Immunotherapy is a powerful treatment that harnesses the body’s immune system in the fight against cancer. With optimized cell therapy, the result is an expanded population of T cells primed to recognize and eradicate malignant tumor cells that would otherwise escape immune detection.
White blood cells are separated from a patient’s blood sample.
Selection and Activation
T cells are isolated from the sample via centrifugal elutriation and confirmed by Coulter analysis of cell volume. The cells are activated using magnetic beads with antibodies against CD3 and CD28. Coulter analysis is used to monitor the transition from resting T cells to activated T cells, by tracking the accompanying increase in cell volume.
Viral vectors, such as a lentiviral or retroviral vectors, insert genes expressing cancer-targeting chimeric antigen receptors (CARs) into T cells. The CAR consists of an antigen-recognition exodomain and costimulatory signaling domains that amplify T-cell activation.
Ex vivo expansion of cells in a bioreactor. Critical culture parameters such as cell density, size, volume, and viability are monitored daily. Mean cell volume changes can be used to monitor the population size. Once the target population size is reached, the magnetic beads are washed out and the cells concentrated.
Immunophenotyping is confirmed with flow cytometry analysis of the modified cells. Sterility, safety, and potency of the cell product are tested.

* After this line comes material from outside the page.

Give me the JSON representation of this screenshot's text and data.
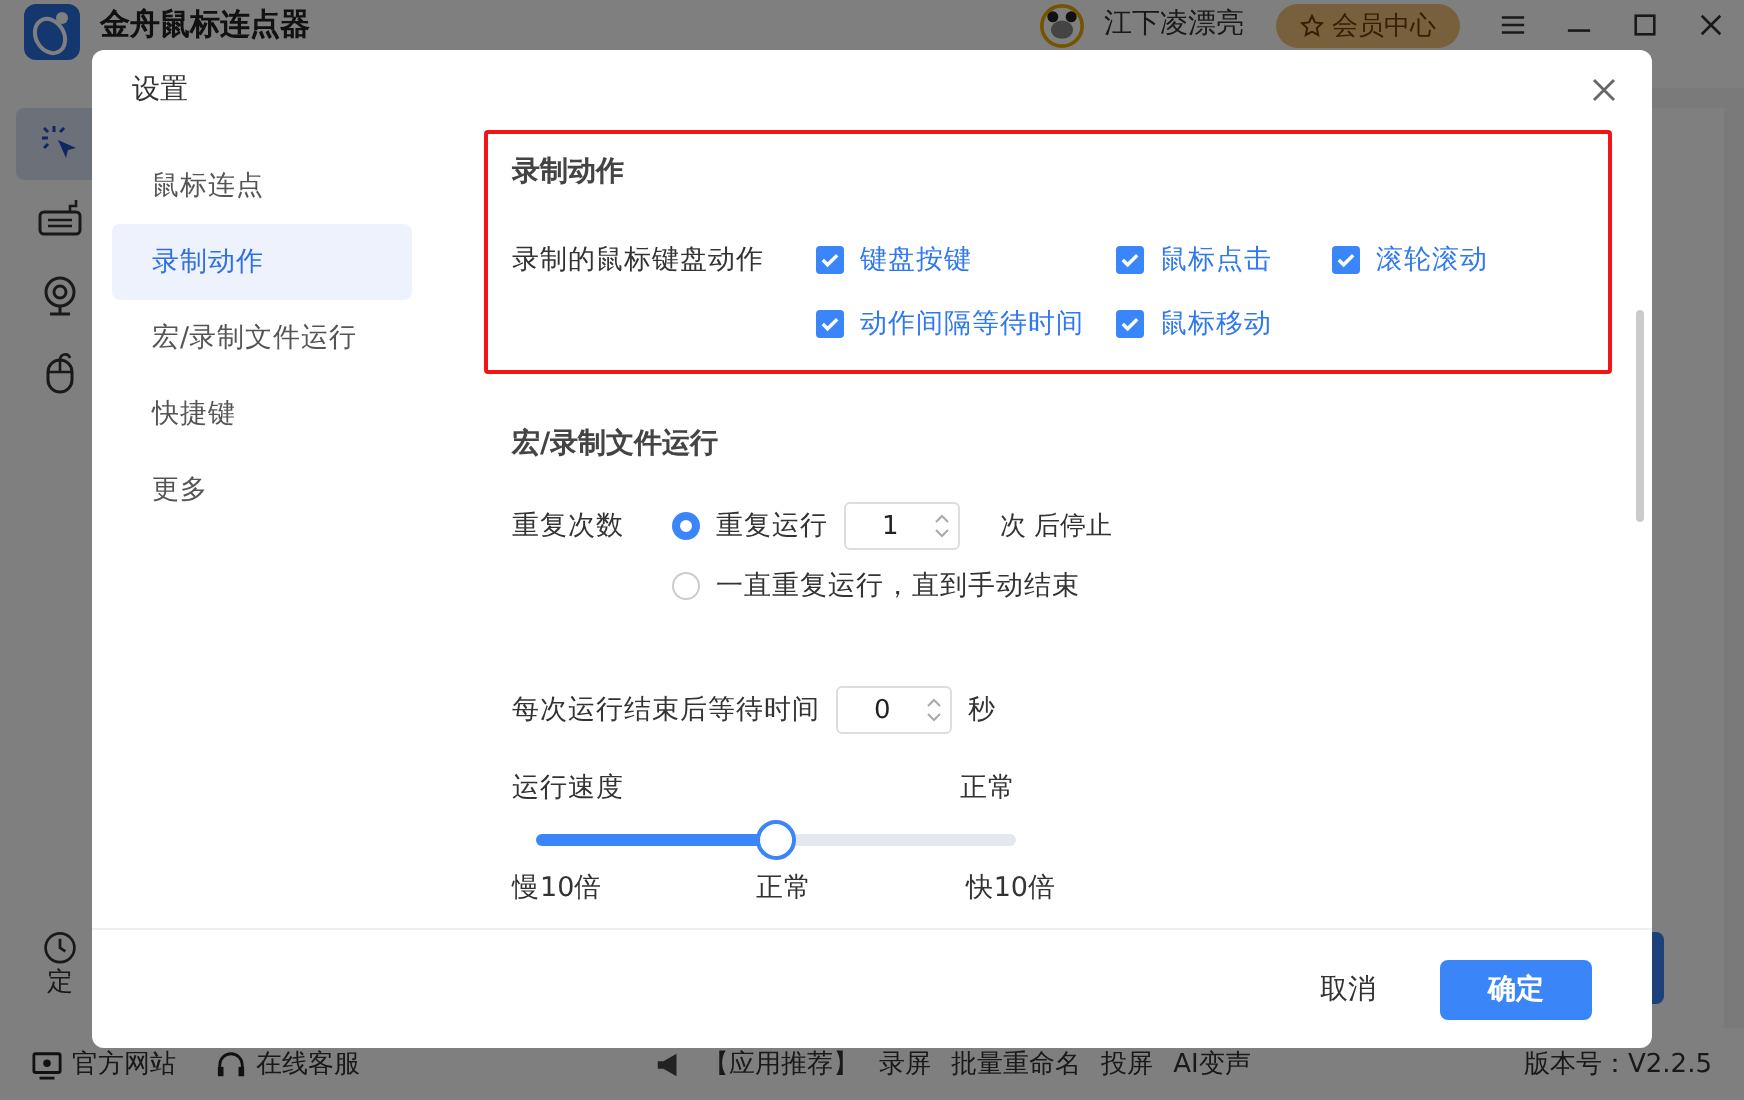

The modified T cells are infused into a conditioned patient. They search and destroy cancer cells expressing the antigen targeted by the CAR.